Today’s workplace can be challenging, even dysfunctional, and many things may seem outside of your control – like climbing the corporate ladder. Are you trying to improve your skills and get promoted amidst these roadblocks? Did you know that you might be sabotaging your efforts with seven flawed behaviors?
Not only that, but you may also be contributing to the challenges and dysfunctions of your organization.
The good news is that not all is lost – you have more control over your career path than you think!
As I shed some light on these dysfunctional behaviors, try to see if any of them resonate with you.
Black or White Thinking: This is an and / or mentality that represents inflexible thinking. Something must be either one way or another, and there is no in-between. Thinking in this way makes it difficult to collaborate, brainstorm, give and receive feedback, and think outside of the box.
Thinking the Worst: If you frequently think the worst, you are automatically setting yourself and your team up for failure. This type of thinking is demotivating and will instantly impact your business goals in a negative way.
Mind Reading: If you think you know what someone else is thinking, what they will say, or what they will do next, you are mind reading. This causes faulty communication and stifles otherwise productive conversations.
Should / Must Statements: Here are some examples of this type of dysfunctional behavior: “We have to do it this way; this is how we’ve always done it.” Or “You should go to the business event otherwise, people will think you’re being rude.” Use caution before using the words “should, must, have to” and the like.
Emotional Reasoning: This is the act of justifying – your behavior or the behavior of another. There is a difference between explaining and justifying. Explaining is about relaying the facts and taking accountability during the explanation. Emotional reasoning, or justifying, is about trying to get yourself or someone else off the hook.
Filtering: The behavior of sifting through all the information and focusing only on the negative is called filtering. There may be plenty of positive information or feedback but if you are in the habit of landing on the negative then you’re filtering. This will devastate self-esteem and motivation.
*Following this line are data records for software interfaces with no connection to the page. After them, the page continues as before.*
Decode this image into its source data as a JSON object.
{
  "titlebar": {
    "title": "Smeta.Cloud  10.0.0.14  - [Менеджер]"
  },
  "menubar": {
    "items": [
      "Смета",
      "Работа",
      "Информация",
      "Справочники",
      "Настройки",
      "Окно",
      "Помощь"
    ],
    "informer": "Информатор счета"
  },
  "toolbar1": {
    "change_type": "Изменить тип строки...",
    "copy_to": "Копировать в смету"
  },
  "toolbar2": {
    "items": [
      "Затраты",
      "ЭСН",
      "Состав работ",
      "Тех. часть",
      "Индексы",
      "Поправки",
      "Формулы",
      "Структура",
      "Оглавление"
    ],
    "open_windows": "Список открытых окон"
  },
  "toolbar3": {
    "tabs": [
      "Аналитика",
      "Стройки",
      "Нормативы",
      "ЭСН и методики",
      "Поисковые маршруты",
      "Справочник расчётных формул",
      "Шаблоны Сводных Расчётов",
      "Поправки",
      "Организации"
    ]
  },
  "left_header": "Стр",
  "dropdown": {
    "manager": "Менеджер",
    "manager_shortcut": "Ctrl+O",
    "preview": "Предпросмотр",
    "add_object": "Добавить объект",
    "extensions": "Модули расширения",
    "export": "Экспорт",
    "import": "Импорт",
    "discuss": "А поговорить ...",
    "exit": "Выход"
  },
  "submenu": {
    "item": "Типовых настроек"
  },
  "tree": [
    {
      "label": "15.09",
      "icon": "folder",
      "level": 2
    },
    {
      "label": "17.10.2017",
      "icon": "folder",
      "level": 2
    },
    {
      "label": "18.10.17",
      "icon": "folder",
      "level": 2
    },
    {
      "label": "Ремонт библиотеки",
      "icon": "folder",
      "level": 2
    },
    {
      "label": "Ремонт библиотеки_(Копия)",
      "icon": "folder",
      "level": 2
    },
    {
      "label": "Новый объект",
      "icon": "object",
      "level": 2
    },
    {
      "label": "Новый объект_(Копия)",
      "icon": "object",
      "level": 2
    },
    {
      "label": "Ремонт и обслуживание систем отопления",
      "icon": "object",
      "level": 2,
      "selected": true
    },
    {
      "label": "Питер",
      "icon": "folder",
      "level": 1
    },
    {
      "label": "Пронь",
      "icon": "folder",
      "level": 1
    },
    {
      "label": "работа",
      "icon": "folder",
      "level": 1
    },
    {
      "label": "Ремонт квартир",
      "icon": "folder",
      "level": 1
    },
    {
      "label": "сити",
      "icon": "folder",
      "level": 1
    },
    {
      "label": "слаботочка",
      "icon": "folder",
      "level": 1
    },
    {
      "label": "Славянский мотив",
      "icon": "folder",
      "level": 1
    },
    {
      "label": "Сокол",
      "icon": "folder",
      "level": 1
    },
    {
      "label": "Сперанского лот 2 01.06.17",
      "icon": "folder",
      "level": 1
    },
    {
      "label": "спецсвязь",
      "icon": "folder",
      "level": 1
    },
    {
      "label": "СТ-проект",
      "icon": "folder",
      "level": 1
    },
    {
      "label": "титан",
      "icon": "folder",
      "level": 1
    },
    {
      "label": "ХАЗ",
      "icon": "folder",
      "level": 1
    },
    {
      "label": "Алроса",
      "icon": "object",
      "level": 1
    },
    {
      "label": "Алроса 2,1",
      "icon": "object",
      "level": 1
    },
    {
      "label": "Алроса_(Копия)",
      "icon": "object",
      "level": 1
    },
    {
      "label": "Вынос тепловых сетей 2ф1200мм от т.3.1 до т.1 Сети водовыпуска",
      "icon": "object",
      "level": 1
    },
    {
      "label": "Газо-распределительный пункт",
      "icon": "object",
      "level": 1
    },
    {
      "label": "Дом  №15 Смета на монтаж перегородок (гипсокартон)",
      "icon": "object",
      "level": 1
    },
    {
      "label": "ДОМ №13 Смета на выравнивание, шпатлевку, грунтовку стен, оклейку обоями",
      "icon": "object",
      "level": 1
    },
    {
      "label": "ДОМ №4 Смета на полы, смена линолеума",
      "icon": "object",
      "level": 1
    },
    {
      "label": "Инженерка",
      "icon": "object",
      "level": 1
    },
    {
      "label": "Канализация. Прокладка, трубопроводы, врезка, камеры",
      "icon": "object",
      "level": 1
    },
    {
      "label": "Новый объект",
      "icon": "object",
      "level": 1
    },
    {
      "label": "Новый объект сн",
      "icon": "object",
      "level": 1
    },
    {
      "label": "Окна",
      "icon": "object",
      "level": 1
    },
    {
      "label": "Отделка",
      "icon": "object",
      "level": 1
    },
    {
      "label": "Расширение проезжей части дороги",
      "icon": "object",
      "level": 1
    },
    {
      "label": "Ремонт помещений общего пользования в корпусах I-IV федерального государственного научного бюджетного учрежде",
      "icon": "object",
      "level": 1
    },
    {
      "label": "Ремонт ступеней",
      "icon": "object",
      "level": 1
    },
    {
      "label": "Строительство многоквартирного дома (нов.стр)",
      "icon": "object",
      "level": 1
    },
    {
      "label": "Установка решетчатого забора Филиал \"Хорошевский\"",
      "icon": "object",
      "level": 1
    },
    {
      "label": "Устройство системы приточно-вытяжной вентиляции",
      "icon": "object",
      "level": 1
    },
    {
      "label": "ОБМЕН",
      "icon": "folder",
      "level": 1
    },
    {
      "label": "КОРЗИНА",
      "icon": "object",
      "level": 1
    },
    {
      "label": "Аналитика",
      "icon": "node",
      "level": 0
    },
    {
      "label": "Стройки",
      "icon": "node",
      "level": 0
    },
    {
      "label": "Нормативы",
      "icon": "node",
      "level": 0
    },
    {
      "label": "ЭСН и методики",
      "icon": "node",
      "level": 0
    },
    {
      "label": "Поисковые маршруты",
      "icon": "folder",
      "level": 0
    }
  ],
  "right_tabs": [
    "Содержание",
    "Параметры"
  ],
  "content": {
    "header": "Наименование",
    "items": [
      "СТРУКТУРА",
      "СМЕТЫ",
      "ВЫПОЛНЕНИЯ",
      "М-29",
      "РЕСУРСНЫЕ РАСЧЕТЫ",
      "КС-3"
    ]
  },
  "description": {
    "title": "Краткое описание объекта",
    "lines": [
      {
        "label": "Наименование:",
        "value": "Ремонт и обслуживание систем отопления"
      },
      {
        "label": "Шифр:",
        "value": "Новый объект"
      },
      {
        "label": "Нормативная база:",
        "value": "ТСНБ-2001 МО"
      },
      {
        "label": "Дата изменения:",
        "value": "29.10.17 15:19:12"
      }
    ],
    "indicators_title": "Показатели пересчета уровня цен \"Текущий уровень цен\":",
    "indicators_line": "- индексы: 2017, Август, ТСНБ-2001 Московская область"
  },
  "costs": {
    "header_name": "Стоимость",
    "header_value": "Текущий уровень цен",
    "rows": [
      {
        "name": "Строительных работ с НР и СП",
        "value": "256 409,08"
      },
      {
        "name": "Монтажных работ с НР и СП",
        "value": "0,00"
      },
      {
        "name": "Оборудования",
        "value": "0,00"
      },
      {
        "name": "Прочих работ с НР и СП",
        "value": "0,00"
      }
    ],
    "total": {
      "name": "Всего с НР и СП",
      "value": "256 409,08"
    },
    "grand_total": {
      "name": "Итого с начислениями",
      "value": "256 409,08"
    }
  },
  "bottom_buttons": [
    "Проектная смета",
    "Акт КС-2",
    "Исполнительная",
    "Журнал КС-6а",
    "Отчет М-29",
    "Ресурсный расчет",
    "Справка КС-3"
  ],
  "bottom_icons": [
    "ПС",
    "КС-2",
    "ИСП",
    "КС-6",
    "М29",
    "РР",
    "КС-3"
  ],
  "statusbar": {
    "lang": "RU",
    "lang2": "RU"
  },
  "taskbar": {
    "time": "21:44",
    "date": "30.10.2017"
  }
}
Jumping to Conclusions: Similar to mind-reading, jumping to conclusions is about thinking that you know the future outcome. However, when you’re mind-reading, you are focused on someone else and what they might say or do next. Jumping to conclusions usually happens when you are trying to predict the outcome of a situation.
The Risk You’re Taking
Many of these dysfunctional behaviors are related, and you might be using several within the same situation. If they aren’t addressed, your leadership is at risk and so is your career trajectory. Here’s why. Your behavior is modeled in front of your team; the team inadvertently picks up your subtle cues and starts modeling the same behavior throughout the rest of the organization. To add to the dysfunction, other teams and leaders begin acting the same way, and there you have it…. you’ve successfully contributed to the dysfunction of your organization. Here are the outcomes of that organization-wide behavior: low self-confidence, defensiveness, poor negotiation skills, high stress, lack of executive presence, low productivity, conflict, bias, customer complaints, poor relationships, lost sales. And there goes that next promotion.
Strategies to Get on Track
You can, however, mitigate the risk of this toxicity by improving your cognitive agility. Cognitive agility is the ability to pay attention to your thoughts and be aware of any sabotaging patterns. You can successfully derail wasted thoughts. You have the ability to choose your thoughts with a process called selective thinking and increase emotional discipline.
As a leader, you can benefit from increased cognitive agility by overcoming automatic responses. You can become proactive rather than reactive and have better focus during conversations. Other benefits include enhanced problem-solving skills and greater executive presence when under pressure. You will have an overall better management of emotions. Your credibility as a leader will soar, and so will your chances to fast track your career.
You can’t go wrong when improving cognitive agility, and here are some strategies that will help.
Mindsight: This is an exercise in building awareness of your patterns. Once you’re aware of your dysfunctional thoughts and behaviors you can recognize them and take further action.
Cognitive Reframing: With this process, you learn to shift perspectives and think outside of the box. You start to imagine new outcomes, make subtle shifts in language, and manage your emotions in a healthier way.
Putting Thoughts on Trial: You purposely question your thoughts before you deem them accurate. For example, before you say, “We have to do it this way,” you will think, “Do we really have to do it this way? Why?” You will catch and question yourself before you act. There are many challenges and roadblocks that you can’t control in the workplace, but you certainly can control your thoughts and behaviors. Improving cognitive agility will help eliminate dysfunctional behaviors that may be sabotaging your leadership and that next promotion.